Multiple share class structures also came up in a session on the role of index providers.
In July, FTSE Russell announced that companies now coming to market will need more than 5% of their voting rights in the hands of "unrestricted (free-float) shareholders" to be included in FTSE Russell's benchmark indexes. The same month, S&P Dow Jones Indices announced that companies with multiple share class structures would no longer will be eligible for inclusion in certain S&P indexes. In November, MSCI said it would temporarily block new companies with unequal voting structures from two of its indexes and expand an earlier consultation on non-voting shares to explore the treatment of "all types of unequal voting structures." The companies' announcements followed Snap Inc.'s decision last March to issue non-voting shares in its initial public offering.
Speaking about FTSE Russell's decision, Mark Makepeace, CEO at FTSE Russell, and director of information services at the London Stock Exchange Group, said that the 5% threshold was actually lower than the 25% threshold many asset owners were asking for, and that some fund managers were against any sort of change.
"We had this debate in our advisory groups where the fund management community was pushing one approach" and the asset owner community was pushing another, Mr. Makepeace said.

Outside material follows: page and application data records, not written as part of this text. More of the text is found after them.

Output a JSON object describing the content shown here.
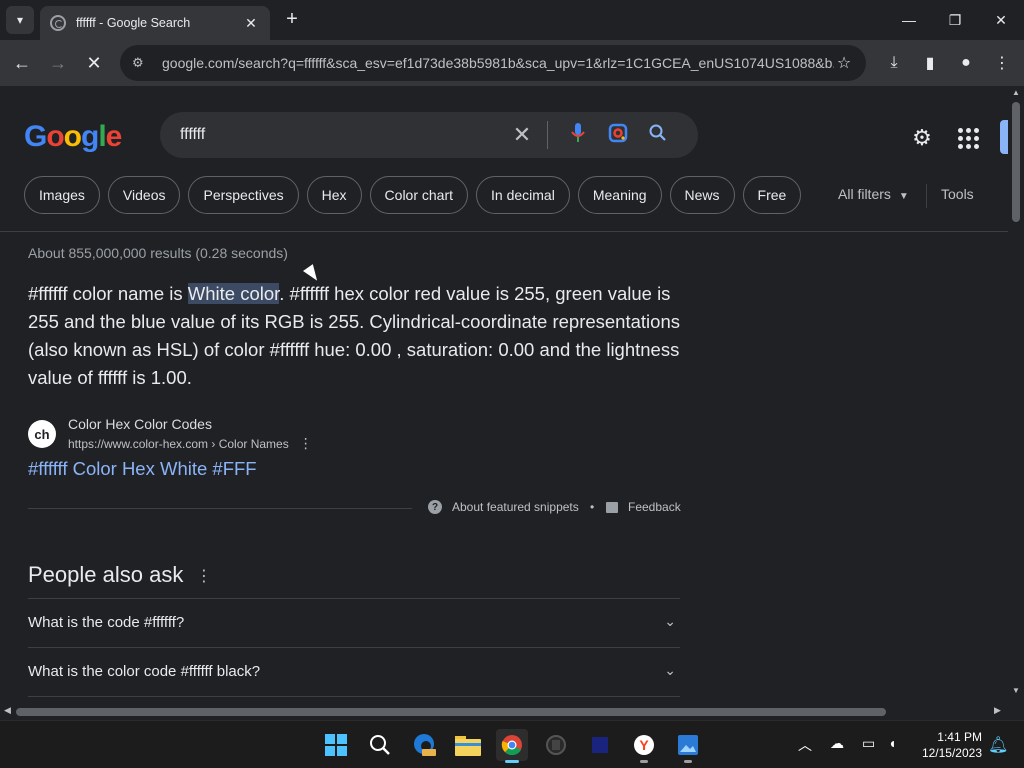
{
  "browser": {
    "tab_title": "ffffff - Google Search",
    "url": "google.com/search?q=ffffff&sca_esv=ef1d73de38b5981b&sca_upv=1&rlz=1C1GCEA_enUS1074US1088&b..."
  },
  "search": {
    "logo_letters": [
      "G",
      "o",
      "o",
      "g",
      "l",
      "e"
    ],
    "logo_colors": [
      "#4285f4",
      "#ea4335",
      "#fbbc05",
      "#4285f4",
      "#34a853",
      "#ea4335"
    ],
    "query": "ffffff",
    "chips": [
      "Images",
      "Videos",
      "Perspectives",
      "Hex",
      "Color chart",
      "In decimal",
      "Meaning",
      "News",
      "Free"
    ],
    "all_filters": "All filters",
    "tools": "Tools",
    "stats": "About 855,000,000 results (0.28 seconds)"
  },
  "snippet": {
    "pre": "#ffffff color name is ",
    "highlight": "White color",
    "post": ". #ffffff hex color red value is 255, green value is 255 and the blue value of its RGB is 255. Cylindrical-coordinate representations (also known as HSL) of color #ffffff hue: 0.00 , saturation: 0.00 and the lightness value of ffffff is 1.00.",
    "source_favicon": "ch",
    "source_name": "Color Hex Color Codes",
    "source_cite": "https://www.color-hex.com › Color Names",
    "result_link": "#ffffff Color Hex White #FFF",
    "about_snippets": "About featured snippets",
    "separator": "•",
    "feedback": "Feedback"
  },
  "paa": {
    "title": "People also ask",
    "questions": [
      "What is the code #ffffff?",
      "What is the color code #ffffff black?"
    ]
  },
  "taskbar": {
    "time": "1:41 PM",
    "date": "12/15/2023"
  }
}
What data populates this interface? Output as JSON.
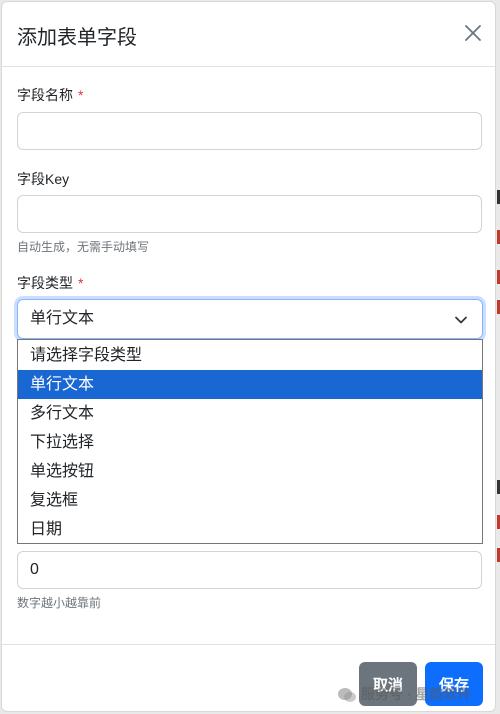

Ultimately, the index provider told asset owners "let's first deal with the immediate problem ... Let's try to put a marker in the sand so that companies themselves (that) are thinking of coming to the market know what they are going to have to do if they want to become a constituent" in the indexes, Mr. Makepeace said. "We also said we would go back and review this."
FTSE Russell will be reviewing the 5% threshold in the summer, Mr. Makepeace said.
Asked about MSCI's decision to get involved with the dual-class issue, Henry Fernandez, chairman and CEO at MSCI, said the index provider was "not looking to play this role," but with regulators and stock exchanges not wanting to pick up the issue, investors brought it to index providers.
New CII chairman
Also at the conference, on March 14, CII's public pension fund members elected Ashbel Williams, executive director and chief investment officer of the $209.7 billion Florida State Board of Administration, Tallahassee, chairman of CII. He succeeds Theresa Whitmarsh, executive director of the $128.8 billion Washington State Investment Board, Olympia.